They forgot to mention one of the best advantages: the price.
We did mention it at the bottom. Gasper also mentions it in his final conclusion.
Yeah, we actually mentioned the price three times in the article.
I realized that.
No worries. The price is a great selling point, especially for pretty sweet software.
“It was painful to delete a segment from a shape. You have to select the nodes that surround that segment (one at a time) and click Break Curve with the Node Tool. Then click anywhere on the canvas to deselect the entire shape and click on the segment to select and delete it. Unfortunately, it’s not possible to delete a segment from a shape directly”.
This has been a major pain point for me while working with the pen tool in Affinity Designer. Really not sure why they designed it this way, but the process of going from a closed path to an open path doesn't feel natural.
Hi Louie, thanks for the comment. Have you shared this feedback with Matt (AD lead developer) and the Affinity Designer team? They are very responsive and engaging and really do pay attention to user feedback. Honestly, if they were to fix this issue Affinity Designer would be that much more appealing to me. I can get used to the way things are done in AD but I'd love to have a modifier key to allow me to delete a line segment the same way I can delete nodes.

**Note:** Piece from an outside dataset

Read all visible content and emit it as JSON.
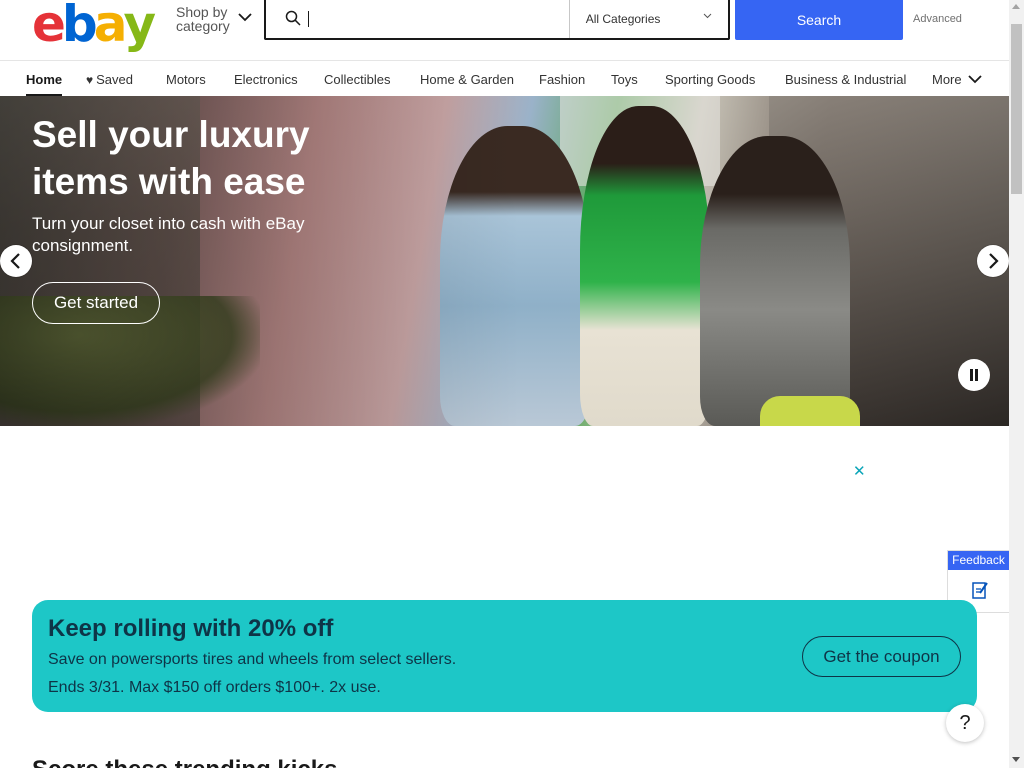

I wasn't aware of that channel to communicate with the AD team, nor have I posted about it on the forums. It would be great to get a few voices behind this and see if it's something they'd like to improve.
Definitely in the forums. I'm pretty sure that is where all of the AD team interacts regularly with users.
I've been using the 1.5 beta since it came out for UI support/illustration/icon design, and I've loved it all the way. It's a substantial improvement over the earlier releases.
Yes, the new beta as well as the latest production release are great improvements. It is really impressive what Serif Labs has accomplished in a short time.
Illustrator tends to be a little choppy and lags due to massive memory requirements
This is a complete misunderstanding about the problems with illustrator. Even if you threw limitless memory at it the thing would still perform poorly because it uses the computers hardware poorly.
With poorly architectured apps computing power can only get you so far, Illustrator doesn't even use that much memory and the CPU is does use is just used poorly.
Can you explain what you mean? How does Illustrator poorly use the computer's hardware? One common criticism of Illustrator is that the code base is bloated and out-of-date, which would seem to be consistent with it poorly implementing newer hardware but that's a bit deeper than my understanding of the software.